■ **Work to be completed**: Please return the material exactly; leave no entry out.

[Supplied records Boundary: Start]

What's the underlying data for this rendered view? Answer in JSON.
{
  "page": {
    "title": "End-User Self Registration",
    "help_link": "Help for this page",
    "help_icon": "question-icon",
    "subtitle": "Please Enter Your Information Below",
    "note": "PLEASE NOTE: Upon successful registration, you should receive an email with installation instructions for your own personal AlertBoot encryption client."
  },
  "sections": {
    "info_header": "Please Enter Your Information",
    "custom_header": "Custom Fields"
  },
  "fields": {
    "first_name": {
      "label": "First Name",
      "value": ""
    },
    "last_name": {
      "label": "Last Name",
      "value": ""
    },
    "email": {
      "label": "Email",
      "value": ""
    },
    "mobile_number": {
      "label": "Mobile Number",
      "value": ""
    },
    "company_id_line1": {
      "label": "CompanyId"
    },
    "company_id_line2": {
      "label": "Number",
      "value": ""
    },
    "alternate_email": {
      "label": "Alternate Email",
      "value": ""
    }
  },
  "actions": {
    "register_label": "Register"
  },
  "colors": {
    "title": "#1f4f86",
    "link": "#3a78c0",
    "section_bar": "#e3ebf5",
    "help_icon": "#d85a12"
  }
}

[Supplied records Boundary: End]

■ **Task output**:
What's the underlying data for this rendered view? Answer in JSON.
{
  "page": {
    "title": "End-User Self Registration",
    "help_link": "Help for this page",
    "help_icon": "question-icon",
    "subtitle": "Please Enter Your Information Below",
    "note": "PLEASE NOTE: Upon successful registration, you should receive an email with installation instructions for your own personal AlertBoot encryption client."
  },
  "sections": {
    "info_header": "Please Enter Your Information",
    "custom_header": "Custom Fields"
  },
  "fields": {
    "first_name": {
      "label": "First Name",
      "value": ""
    },
    "last_name": {
      "label": "Last Name",
      "value": ""
    },
    "email": {
      "label": "Email",
      "value": ""
    },
    "mobile_number": {
      "label": "Mobile Number",
      "value": ""
    },
    "company_id_line1": {
      "label": "CompanyId"
    },
    "company_id_line2": {
      "label": "Number",
      "value": ""
    },
    "alternate_email": {
      "label": "Alternate Email",
      "value": ""
    }
  },
  "actions": {
    "register_label": "Register"
  },
  "colors": {
    "title": "#1f4f86",
    "link": "#3a78c0",
    "section_bar": "#e3ebf5",
    "help_icon": "#d85a12"
  }
}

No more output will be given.